There is one element you might be asking – does this work on a PlayStation 5. Well, the answer is yes, but with a caveat. The team tested it, and it does meet Sony’s 5500 MT/s threshold, but only just. Therefore, this drive isn’t specifically aimed at the PlayStation 5 market as KLEVV tends to be conservative about these things, but it will actually work. At this price, it’s honestly hard to pass up, especially since faster drives don’t seem to deliver any additional performance on Sony’s platform. Just know that mileage can vary, and we are right at the edge of the performance target.
The last stop on any of our hardware reviews is a two-fer – warranty, and pricing. The warranty on this drive is five years, and based on some additional talking we’d done with users of other KLEVV drives since our last review, none of them have ever had a problem requiring a warranty service. While I’d still appreciate hearing from somebody who’s had the chance to exercise the service, it’s encouraging to hear that the gear is holding up remarkably well.
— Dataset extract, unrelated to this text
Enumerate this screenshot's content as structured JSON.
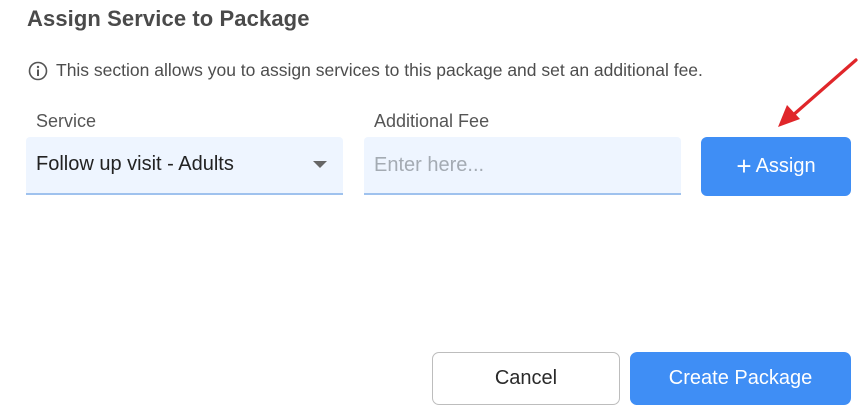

The 2TB drive, as tested, will set you back just $79.99. Yep, you read that right. Think of all the times you’ve run yourself out of space, and the fact that it’s very likely that you have secondary NVMe slots on your board just sitting there empty, and you suddenly have a very compelling reason to solve your storage problem with 2TB of high speed storage. The fact that it also delivers MORE than you paid for and you’ve suddenly got a very compelling reason to pick up the KLEVV C910 Lite.
Ron Burke is the Editor in Chief for Gaming Trend. Currently living in Fort Worth, Texas, Ron is an old-school gamer who enjoys CRPGs, action/adventure, platformers, music games, and has recently gotten into tabletop gaming.
Ron is also a fourth degree black belt, with a Master's rank in Matsumura Seito Shōrin-ryū, Moo Duk Kwan Tang Soo Do, Universal Tang Soo Do Alliance, and International Tang Soo Do Federation. He also holds ranks in several other styles in his search to be a well-rounded fighter.
Ron has been married to Gaming Trend Editor, Laura Burke, for 27 years. They have three dogs - Pazuzu (Irish Terrier), Atë, and Calliope (both Australian Kelpie/Pit Bull mixes).
KLEVV C910 Lite NVMe
There’s a place for mid-tier storage, and the KLEVV C910 Lite NVMe is the perfect solution. The price to performance is through the roof, delivering more speed than advertised on the box, and at a price that should embarrass everyone else. Well done, KLEVV.